By Elliot Kass | American Express Credit Intel Freelance Contributor
6 Min Read | May 11, 2020 in Credit Score
Identity theft is rampant, with nearly 60 million Americans experiencing it in some form.
There are many different types of identity theft, all of which can result in financial losses and great personal hardship.
The U.S. government recommends a variety of steps to help you protect yourself from identity theft.
Concerned about identify theft? There’s good reason for wanting to protect yourself: Nearly 60 million Americans have experienced some form of this crime, according to an online survey by The Harris Poll.1
But here’s a bit of good news from an identity theft statistic: After rising steadily for three years, the number of identity theft victims actually fell by 15%, from 16.7 million to 14.4 million in 2018, the latest year for which reliable figures are available.2 Still, the cost of these crimes continues to rise: $16.8 billion was stolen from ID theft victims in just 2017 alone.3
Identity theft occurs when someone gains unauthorized access to your personal information—such as your name, Social Security Number (SSN) or bank account records. The thief then uses that information to open a credit card account, file for a phony tax refund, rack up medical bills, or commit other crimes in your name. Sadly, this is not an uncommon occurrence: One out of three U.S. adults has been victimized by some form of this criminal activity.4
Apart from the financial losses that you may incur, which can be substantial, having your identity stolen can damage your credit, cause emotional distress and require a lot of time and effort to resolve. Many victims report that the fallout from these incidents often lingers for years. But there are several steps you can take to prevent identity theft from happening to you.
To know how to protect yourself from identity theft, it helps to understand how the criminals who do it operate. Some of the more common ways include:5
Sorting through your trash: This may seem like something out of vintage movie, but dumpster divers are still able to piece together your name and address, the name of your bank, your account numbers, and other bits of information by sorting through your old bills, financial statements, and other discarded items. Then they can then use this information to open new accounts in your name or even assume your identity entirely.
Stealing your mail: A thief may be able to garner all sorts of information about you by going through your mail. They may also be able to take advantage of things like pre-approved credit card offers to open an account in your name and then go on a spending spree.
Online “phishing”: It’s become commonplace for cyber criminals to try and trick their victims into replying to e-mails or visiting bogus web sites in order to capture information like their Social Security numbers, which they can then use to rob their financial accounts or open a new line of credit.
Telephone cons: Retailers, banks and other financial institutions require callers to identify themselves in various ways before discussing their accounts. But identity thieves specialize in talking their way around these safeguards—and can sometimes even intercept your mobile phone calls in order to get your verification codes. Then they are free to fill out account applications, submit change-of-address forms or even get a replacement driver’s license, all in your name.

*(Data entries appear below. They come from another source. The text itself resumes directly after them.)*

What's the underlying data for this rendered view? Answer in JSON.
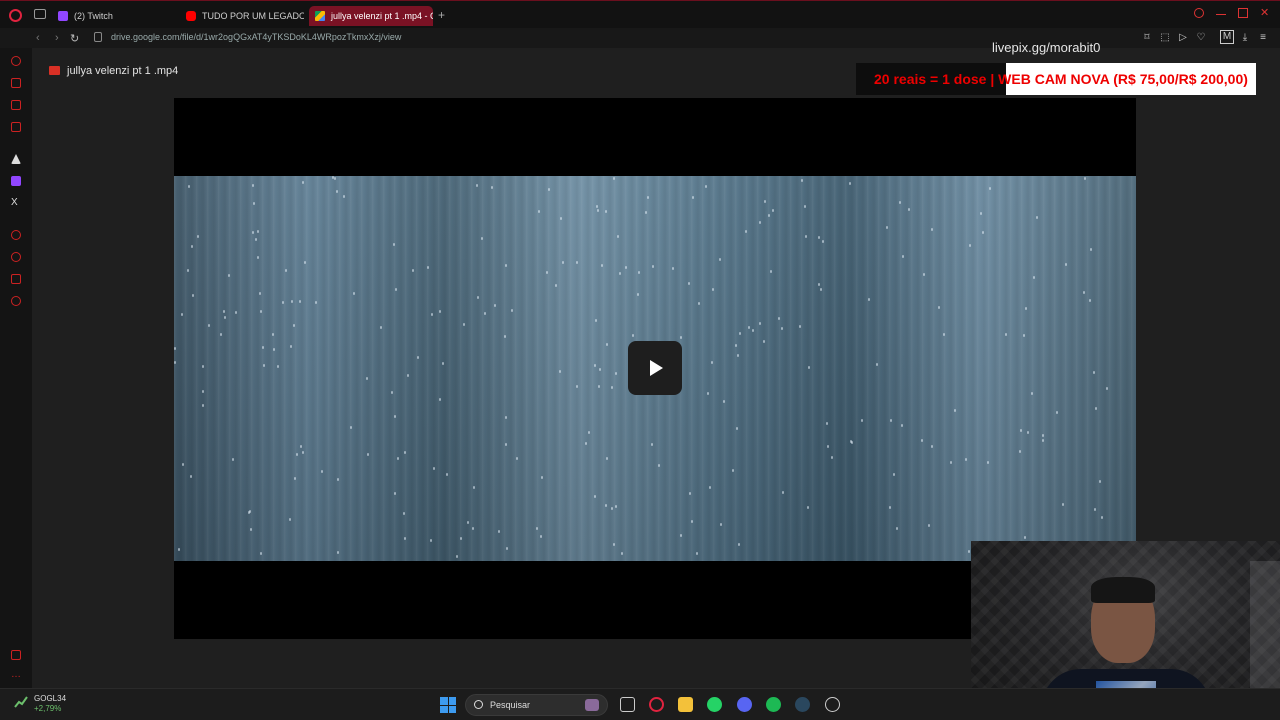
{
  "browser": {
    "tabs": [
      {
        "label": "(2) Twitch",
        "favicon": "twitch-icon",
        "color": "#9146ff"
      },
      {
        "label": "TUDO POR UM LEGADO...",
        "favicon": "youtube-icon",
        "color": "#ff0000"
      },
      {
        "label": "jullya velenzi pt 1 .mp4 - G",
        "favicon": "google-drive-icon",
        "color": "#fbbc04",
        "active": true
      }
    ],
    "url": "drive.google.com/file/d/1wr2ogQGxAT4yTKSDoKL4WRpozTkmxXzj/view",
    "accent": "#7a1224"
  },
  "drive": {
    "file_title": "jullya velenzi pt 1 .mp4",
    "play_label": "play"
  },
  "stream_overlay": {
    "livepix": "livepix.gg/morabit0",
    "ticker": "20 reais = 1 dose | WEB CAM NOVA (R$ 75,00/R$ 200,00)",
    "ticker_color": "#e00000"
  },
  "taskbar": {
    "stock_name": "GOGL34",
    "stock_change": "+2,79%",
    "search_placeholder": "Pesquisar",
    "apps": [
      "widgets-icon",
      "file-explorer-icon",
      "opera-icon",
      "folder-icon",
      "whatsapp-icon",
      "discord-icon",
      "spotify-icon",
      "steam-icon",
      "obs-icon"
    ]
  }
}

Old-fashioned robbery/burglary: Less imaginative thieves may snatch your purse, lift your wallet, or break into a file cabinet in order to get what they need to assume your identity.
The U.S. government takes identity theft seriously, and offers numerous recommendations to avoid becoming a victim of this widespread crime. These include:6
One last tip: There are numerous private companies that offer identity protection services. Many of them are affordable and have good track records for protecting their clients’ identities. They monitor things like who’s making use of your Social Security number and alert you to any potentially fraudulent activity. They may also provide insurance and help you recover your identity in the event that it does get stolen. For more, read “4 Different Types of Credit Protection You May Need."
Identity theft is a serious crime experienced by tens of millions of Americans. It takes many different forms and the outcome can be devastating. To protect yourself, the U.S. government recommends several steps you can take to protect yourself and help keep you safe from identify theft.
1 “How Common Is Identity Theft? (Updated 2018) The Latest Stats,” Norton LifeLock
3 “How Common Is Identity Theft? (Updated 2018) The Latest Stats,” Norton LifeLock
6 “Identity Theft,” USA.gov